daver

Songster
8 Years
Mar 11, 2011
360
5
139
Linden, NC
A long story but we ended up with 4 one week old chicks and their broody mom.

We have a six by four raised (3 ft) coop and 200 sq feet of run space but the coop space is not conducive to brooding chicks separately.

Last evening Mom decides that the chicks need to hit the ground (at one week). They got down to the ground just fine. Helicoptered down to a controlled crash. Bedtime was a chore of course. I had to hold Mom while DW captured the wee ones. Mom gave them a galllant effort to show them how to get up the ramp. And finally gave up, pulled the chicks under her. Lots of snakes this year so I wasn't going to allow that.

The five adult birds seem to be just fine with the chicks. This morning when I opened the door, all came out followed by Mom and chicks. I observed for a while and the adults seem to ignore them unless they get underfoot.

I tend to let chickens be chickens and am old school in my thinking but I am open to suggestions.

Option 1: Let it run its course and hope for the best.

Option 2: Partition off a corner of the coop and keep them confined for a while. But Mom can exit when she needs to.

Option 3: Set up a grow out coop and separate Mom and chicks. Or just the chicks.

Dave
 

dainerra

Crowing
9 Years
Jun 4, 2011
3,595
560
296
I'd see if I could tweek the ramp a little to help the babies get up. Otherwise, I'd just help them in when it's bedtime.
 

centrarchid

Crossing the Road
10 Years
Sep 19, 2009
25,637
16,043
766
Holts Summit, Missouri
I separate hen and chicks from confined birds. Logic based on disease management. Adults carry parasites that have little or no effect on the adults but enable more intense exposure of chicks to such parasites before bitties immune systems can ramp up to control parasites. This is only an issue with confined birds where forage is extremely limited and feces from adults is concentrated. With reduced exposure, young birds by 5 weeks will have developed the immune system and size needed to join balance of flock.


With respect to getting bitties into elevated coop, simply provide a box with elevated sides for hen to enter with chicks without requiring your direct intervention.
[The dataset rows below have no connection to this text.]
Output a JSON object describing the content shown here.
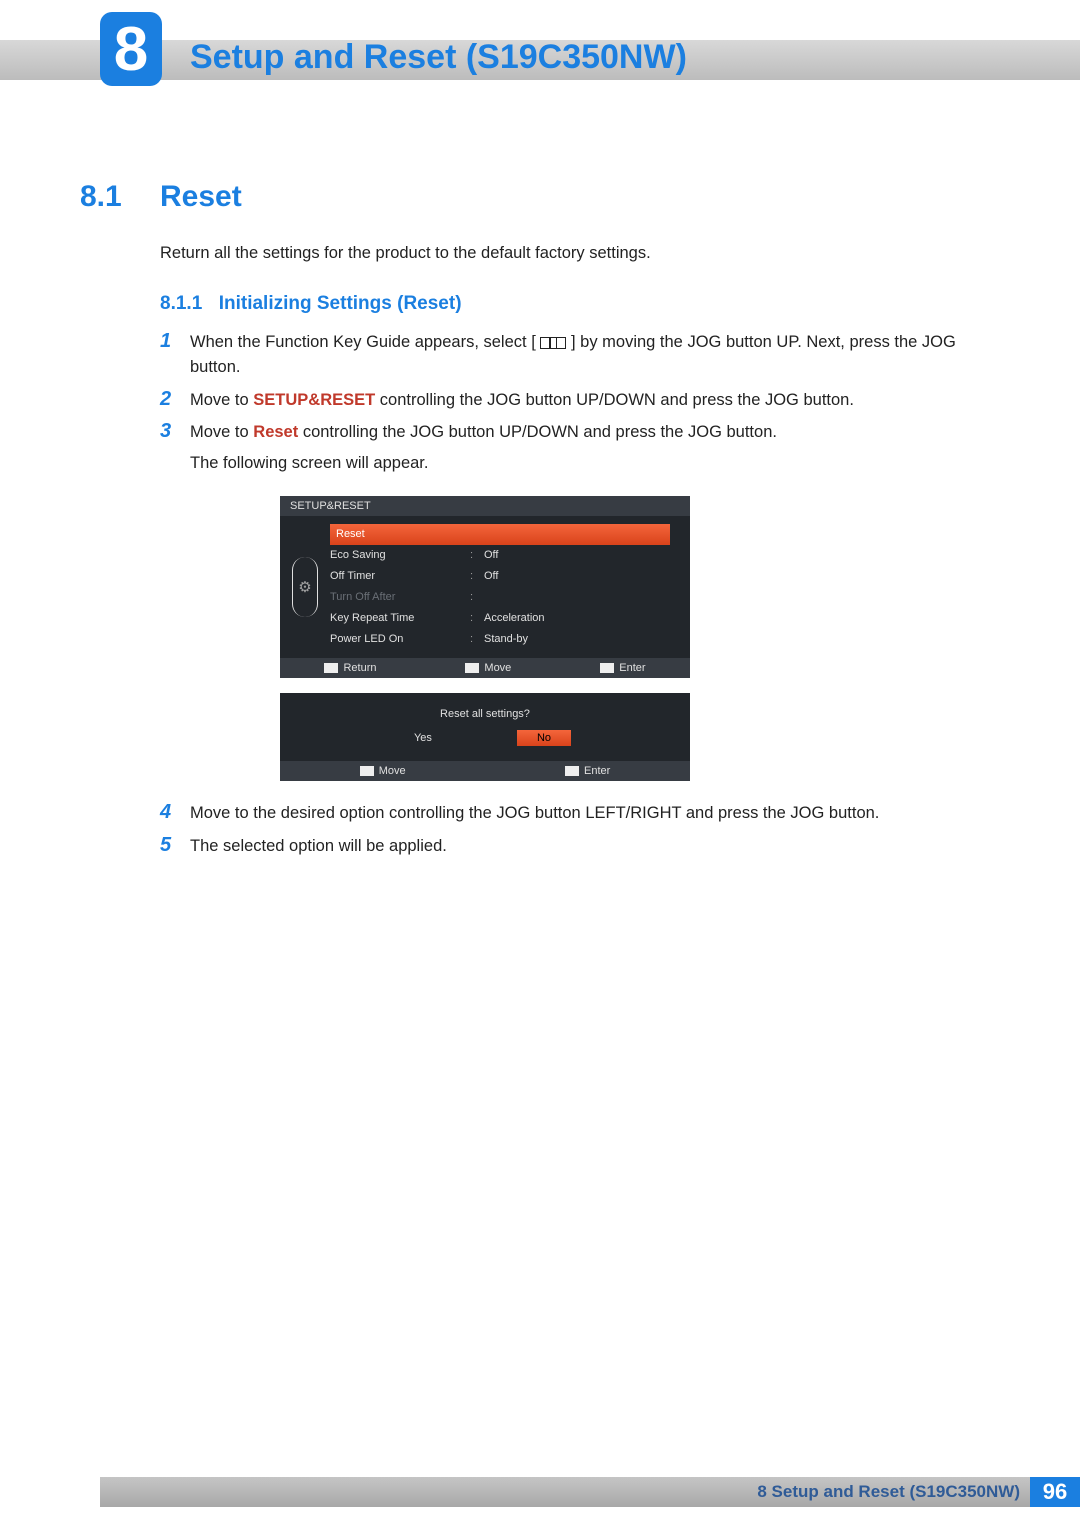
{
  "chapter": {
    "number": "8",
    "title": "Setup and Reset (S19C350NW)"
  },
  "section": {
    "number": "8.1",
    "title": "Reset"
  },
  "intro": "Return all the settings for the product to the default factory settings.",
  "subsection": {
    "number": "8.1.1",
    "title": "Initializing Settings (Reset)"
  },
  "steps": {
    "s1n": "1",
    "s1a": "When the Function Key Guide appears, select ",
    "s1b": " by moving the JOG button UP. Next, press the JOG button.",
    "s2n": "2",
    "s2a": "Move to ",
    "s2bold": "SETUP&RESET",
    "s2b": " controlling the JOG button UP/DOWN and press the JOG button.",
    "s3n": "3",
    "s3a": "Move to ",
    "s3bold": "Reset",
    "s3b": " controlling the JOG button UP/DOWN and press the JOG button.",
    "s3follow": "The following screen will appear.",
    "s4n": "4",
    "s4": "Move to the desired option controlling the JOG button LEFT/RIGHT and press the JOG button.",
    "s5n": "5",
    "s5": "The selected option will be applied."
  },
  "osd": {
    "header": "SETUP&RESET",
    "items": [
      {
        "label": "Reset",
        "value": "",
        "highlight": true
      },
      {
        "label": "Eco Saving",
        "value": "Off"
      },
      {
        "label": "Off Timer",
        "value": "Off"
      },
      {
        "label": "Turn Off After",
        "value": "",
        "disabled": true
      },
      {
        "label": "Key Repeat Time",
        "value": "Acceleration"
      },
      {
        "label": "Power LED On",
        "value": "Stand-by"
      }
    ],
    "hints": {
      "return": "Return",
      "move": "Move",
      "enter": "Enter"
    },
    "confirm": {
      "question": "Reset all settings?",
      "yes": "Yes",
      "no": "No"
    }
  },
  "footer": {
    "label": "8 Setup and Reset (S19C350NW)",
    "page": "96"
  }
}
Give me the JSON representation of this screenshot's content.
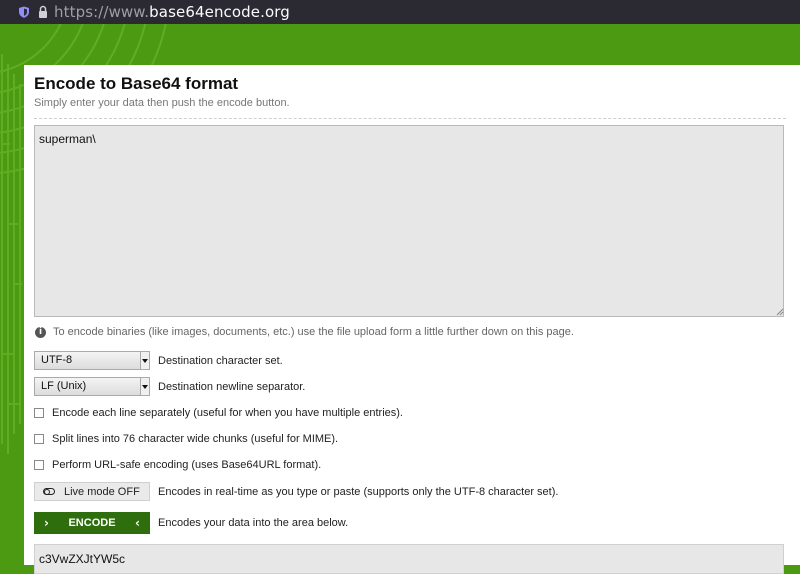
{
  "browser": {
    "url_scheme": "https://www.",
    "url_host": "base64encode.org",
    "icons": [
      "shield-icon",
      "lock-icon"
    ]
  },
  "colors": {
    "background_green": "#4c9a12",
    "button_green": "#2f6e0d",
    "panel": "#ffffff",
    "input_bg": "#e7e7e7"
  },
  "header": {
    "title": "Encode to Base64 format",
    "subtitle": "Simply enter your data then push the encode button."
  },
  "input": {
    "value": "superman\\"
  },
  "info": {
    "icon": "info-icon",
    "text": "To encode binaries (like images, documents, etc.) use the file upload form a little further down on this page."
  },
  "options": {
    "charset": {
      "selected": "UTF-8",
      "label": "Destination character set."
    },
    "newline": {
      "selected": "LF (Unix)",
      "label": "Destination newline separator."
    },
    "checkboxes": [
      {
        "label": "Encode each line separately (useful for when you have multiple entries).",
        "checked": false
      },
      {
        "label": "Split lines into 76 character wide chunks (useful for MIME).",
        "checked": false
      },
      {
        "label": "Perform URL-safe encoding (uses Base64URL format).",
        "checked": false
      }
    ]
  },
  "live_mode": {
    "button_label": "Live mode OFF",
    "description": "Encodes in real-time as you type or paste (supports only the UTF-8 character set)."
  },
  "encode": {
    "button_label": "ENCODE",
    "description": "Encodes your data into the area below."
  },
  "output": {
    "value": "c3VwZXJtYW5c"
  }
}
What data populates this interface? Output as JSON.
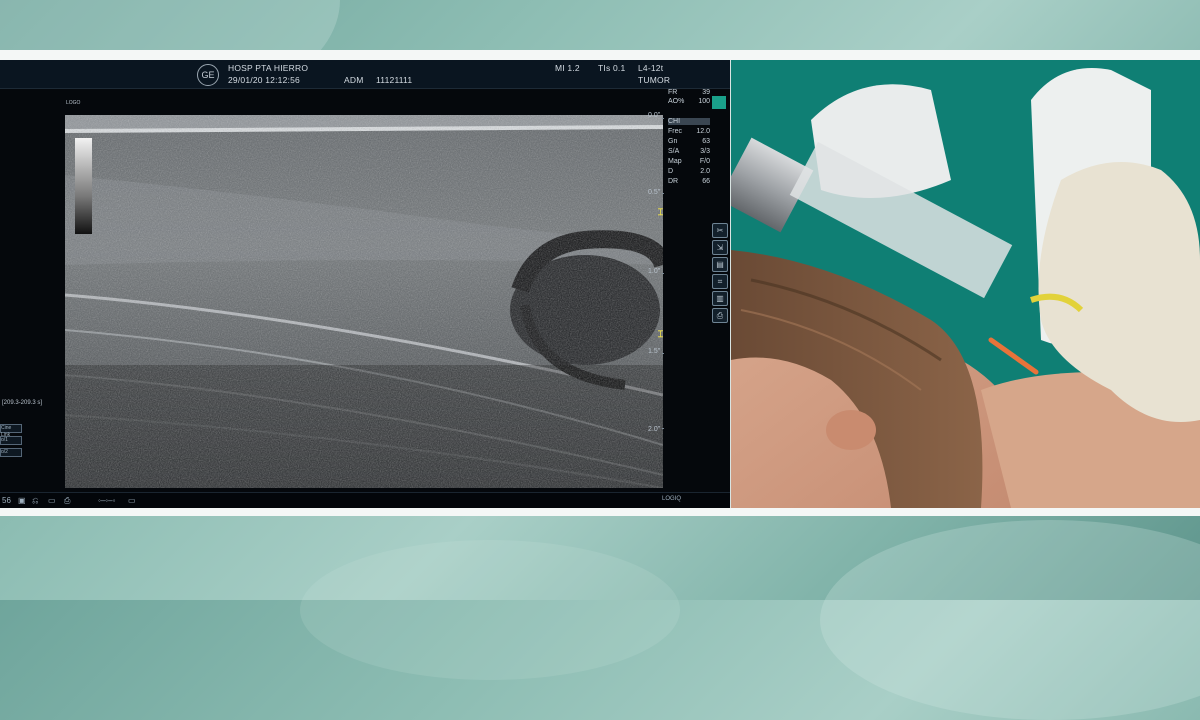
{
  "ultrasound": {
    "header": {
      "hospital": "HOSP PTA HIERRO",
      "datetime": "29/01/20 12:12:56",
      "operator": "ADM",
      "patient_id": "11121111",
      "mi": "MI 1.2",
      "tis": "TIs 0.1",
      "probe": "L4-12t",
      "preset": "TUMOR",
      "logo": "GE"
    },
    "logo_label": "LOGO",
    "params": [
      {
        "key": "FR",
        "value": "39"
      },
      {
        "key": "AO%",
        "value": "100"
      },
      {
        "key": "CHI",
        "value": ""
      },
      {
        "key": "Frec",
        "value": "12.0"
      },
      {
        "key": "Gn",
        "value": "63"
      },
      {
        "key": "S/A",
        "value": "3/3"
      },
      {
        "key": "Map",
        "value": "F/0"
      },
      {
        "key": "D",
        "value": "2.0"
      },
      {
        "key": "DR",
        "value": "66"
      }
    ],
    "depth_labels": [
      "0.0\"",
      "0.5\"",
      "1.0\"",
      "1.5\"",
      "2.0\""
    ],
    "cine_range": "[209.3-209.3 s]",
    "left_buttons": [
      "Cine Link",
      "o/1",
      "o/2"
    ],
    "bottom_left_value": "56",
    "brand": "LOGIQ"
  },
  "colors": {
    "accent_teal": "#1aa08a",
    "marker_yellow": "#f0e24a",
    "surgical_drape": "#0f7f74"
  }
}
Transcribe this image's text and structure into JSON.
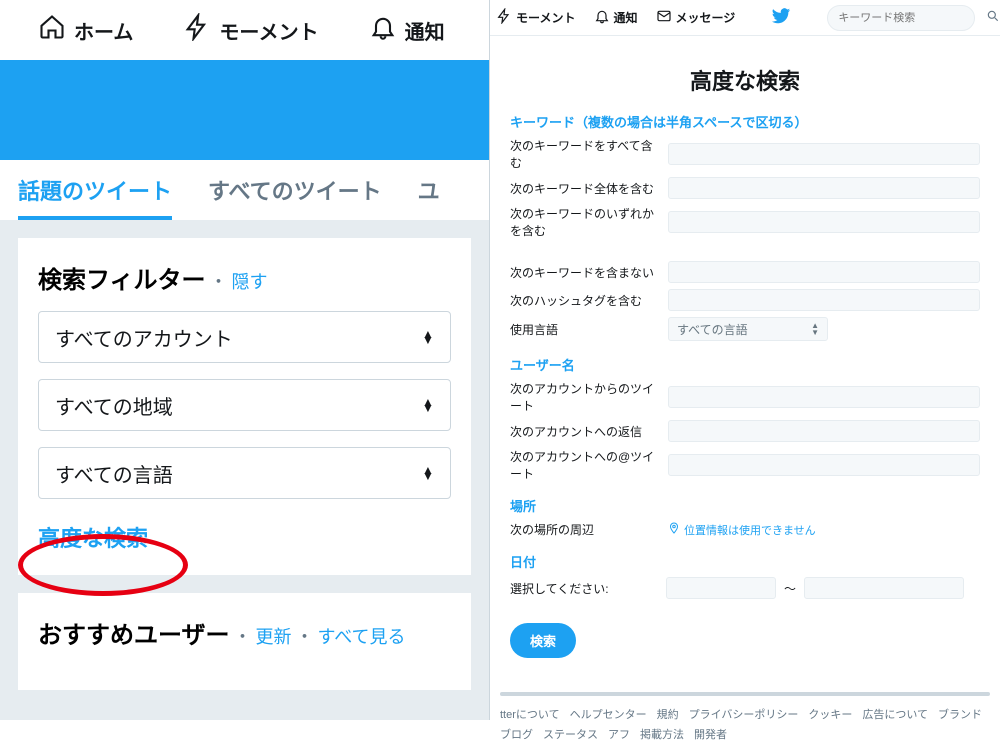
{
  "left": {
    "nav": {
      "home": "ホーム",
      "moments": "モーメント",
      "notifications": "通知"
    },
    "tabs": {
      "hot": "話題のツイート",
      "all": "すべてのツイート",
      "users_cut": "ユ"
    },
    "filter": {
      "title": "検索フィルター",
      "sep": "・",
      "hide": "隠す",
      "sel_account": "すべてのアカウント",
      "sel_region": "すべての地域",
      "sel_lang": "すべての言語",
      "advanced": "高度な検索"
    },
    "recommend": {
      "title": "おすすめユーザー",
      "sep": "・",
      "refresh": "更新",
      "viewall": "すべて見る"
    }
  },
  "right": {
    "top": {
      "moments": "モーメント",
      "notifications": "通知",
      "messages": "メッセージ",
      "search_placeholder": "キーワード検索"
    },
    "title": "高度な検索",
    "sections": {
      "keywords": "キーワード（複数の場合は半角スペースで区切る）",
      "users": "ユーザー名",
      "place": "場所",
      "date": "日付"
    },
    "fields": {
      "kw_all": "次のキーワードをすべて含む",
      "kw_exact": "次のキーワード全体を含む",
      "kw_any": "次のキーワードのいずれかを含む",
      "kw_none": "次のキーワードを含まない",
      "kw_hashtag": "次のハッシュタグを含む",
      "kw_lang": "使用言語",
      "lang_value": "すべての言語",
      "u_from": "次のアカウントからのツイート",
      "u_to": "次のアカウントへの返信",
      "u_mention": "次のアカウントへの@ツイート",
      "place_near": "次の場所の周辺",
      "loc_unavail": "位置情報は使用できません",
      "date_select": "選択してください:",
      "date_sep": "～",
      "submit": "検索"
    },
    "footer": {
      "links": [
        "tterについて",
        "ヘルプセンター",
        "規約",
        "プライバシーポリシー",
        "クッキー",
        "広告について",
        "ブランド",
        "ブログ",
        "ステータス",
        "アフ",
        "掲載方法",
        "開発者"
      ]
    }
  }
}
Chicks seem to lack mindset needed to go to elevated locations as a group until at least 3 weeks of age and usually 5 or more weeks.
 

Mrs. K

Free Ranging
10 Years
Nov 12, 2009
8,175
9,003
576
western South Dakota
I leave mine with the flock, as there is no reintroduction issue, for either broody or chicks. Last year, I lost my broody and several chicks when the chicks were just short of 4 weeks old. The remaining chicks were already part of the flock, and remained with them just fine.

However, I do free range quite a bit, and when the chicks are born, I get down there early and let the layers out, and in my run there are several hideouts, and obstacles. But generally the broody hen, stays between the layers and the chicks, and the chicks quickly learn to stay close to mom.

As to the ramp, I think that I would just leave it as is, letting your broody hen go in and scooping up and lifting any chick that does not make the ramp for a couple of days. They will quickly figure it out and become strong enough to do it.

You might try a box in the run, just a small box, put some hay into it, and make a nest. If mama likes it, she will tuck in with them in there, and you could lift the whole thing into the coop at night.
 

New posts New threads Active threads

Top Bottom